— Mexican-style hot sauce of choice

Put the beans into a medium saucepan, cover with water by about 2 inches, add the bay leaf and onion, season generously with salt and bring to a boil over high heat. Reduce the heat and simmer the beans until creamy and tender; time will range from 15 to 35 minutes, depending on how fresh the beans are.

Meanwhile, pour the olive oil into a large saucepan set over medium-low heat, add the diced onion, poblano and serrano, if using and saute gently, stirring now and then, until soft and fragrant, about 8 to 10 minutes. Add the garlic and saute 2 minutes more. Add the chipotle powder, if using, season generously with salt and pepper and add the rice.

Cook and stir for about 5 to 7 minutes, until the rice begins to take on a bit of color.

Add the boiling hot stock and the tomato concasse, cover the pan and simmer gently for 15 minutes without lifting the lid.
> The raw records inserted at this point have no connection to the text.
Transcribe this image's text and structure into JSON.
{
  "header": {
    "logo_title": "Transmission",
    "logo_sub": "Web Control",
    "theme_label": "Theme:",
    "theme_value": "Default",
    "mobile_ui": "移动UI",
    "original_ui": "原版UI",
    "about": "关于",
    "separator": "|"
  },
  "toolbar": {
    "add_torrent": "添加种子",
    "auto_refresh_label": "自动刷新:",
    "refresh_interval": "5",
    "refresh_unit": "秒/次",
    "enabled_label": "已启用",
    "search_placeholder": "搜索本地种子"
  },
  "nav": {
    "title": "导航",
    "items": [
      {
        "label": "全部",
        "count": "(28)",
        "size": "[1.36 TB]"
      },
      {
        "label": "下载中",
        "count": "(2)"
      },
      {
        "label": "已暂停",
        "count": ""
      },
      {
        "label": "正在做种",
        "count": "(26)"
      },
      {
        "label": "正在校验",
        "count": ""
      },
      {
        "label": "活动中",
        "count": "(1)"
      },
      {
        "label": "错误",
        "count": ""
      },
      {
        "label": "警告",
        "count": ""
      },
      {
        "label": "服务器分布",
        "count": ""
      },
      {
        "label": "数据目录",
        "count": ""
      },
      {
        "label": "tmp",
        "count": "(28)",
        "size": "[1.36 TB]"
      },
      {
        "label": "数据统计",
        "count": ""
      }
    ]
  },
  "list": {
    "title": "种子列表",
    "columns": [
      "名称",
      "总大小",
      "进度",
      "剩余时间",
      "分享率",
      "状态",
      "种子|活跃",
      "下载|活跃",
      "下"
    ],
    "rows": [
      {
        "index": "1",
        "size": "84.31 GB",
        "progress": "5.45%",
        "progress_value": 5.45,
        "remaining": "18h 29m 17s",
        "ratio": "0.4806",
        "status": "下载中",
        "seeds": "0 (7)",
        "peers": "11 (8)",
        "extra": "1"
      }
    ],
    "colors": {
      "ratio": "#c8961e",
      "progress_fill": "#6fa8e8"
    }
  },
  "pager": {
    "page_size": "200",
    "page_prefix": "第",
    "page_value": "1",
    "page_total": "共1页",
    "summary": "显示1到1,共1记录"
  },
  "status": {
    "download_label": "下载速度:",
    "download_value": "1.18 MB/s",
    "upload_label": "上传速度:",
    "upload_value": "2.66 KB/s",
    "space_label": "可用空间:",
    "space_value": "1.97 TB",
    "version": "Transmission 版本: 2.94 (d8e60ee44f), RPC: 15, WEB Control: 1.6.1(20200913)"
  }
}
Remove from the heat and let rest, covered, for 10 minutes. Uncover and fluff with a fork.

Stir half the cilantro into the rice.

To serve, fill soup bowls or soup plates about half full with rice and top with beans and some of their cooking liquid.

Garnish with the remaining cilantro and serve immediately, with lime wedges and hot sauce alongside.

This dish, too, is inspired by one from early California and was originally made with beans brought from Peru and named Lima after the Peruvian city.

Fresh Shell Beans with Jack Cheese and Poblanos

Makes 6 to 8 servings

1 1/2 pounds fresh borlotti or other shell beans

1/2 yellow onion, peeled

1 bay leaf

1 thyme sprig

1 oregano sprig

1 Italian parsley sprig

— Kosher salt

— Black or white pepper in a mill

2 tablespoons olive oil

1/2 yellow onion, diced

3 garlic cloves, minced

5 or 6 poblanos, roasted, peeled, seeded and cut into small dice

1 or 2 serranos or other hot chile, seeded and minced

2 cups (8 ounces) grated Jack cheese

1 cup homemade chicken stock or cooking liquid from the beans, strained

1/2 cup sour cream or creme fraiche

1 cup fresh bread crumbs

Put the beans into a medium saucepan, cover with water by about 2 inches, add the 1/2 onion, the bay leaf and the sprigs of herbs and season with salt and pepper. Bring to a boil over high heat; reduce the heat and simmer gently until the beans are creamy and tender, about 15 to 35 minutes, depending on the exact age of the beans. Remove from the heat and let cool.

Put the olive oil into a small sauce pan set over medium heat, add the onion and saute until soft and fragrant, about 8 minutes. Add the garlic and saute 2 minutes more. Season with salt and pepper and remove from the heat.

Preheat the oven to 325 degrees.

Use a slotted spoon to transfer the beans to a 3 quart baking dish. Add the sauteed onion and garlic, the poblanos and serranos and the cheese. Pour the stock or cooking liquid over the cheese and add the sour cream in dollops over the surface. Top with bread crumbs and season with salt and pepper.

Set on the middle rack of the oven and bake for 30 minutes, until hot, bubbly and slightly browned on top.

Remove from the oven, let rest 10 to 15 minutes and serve.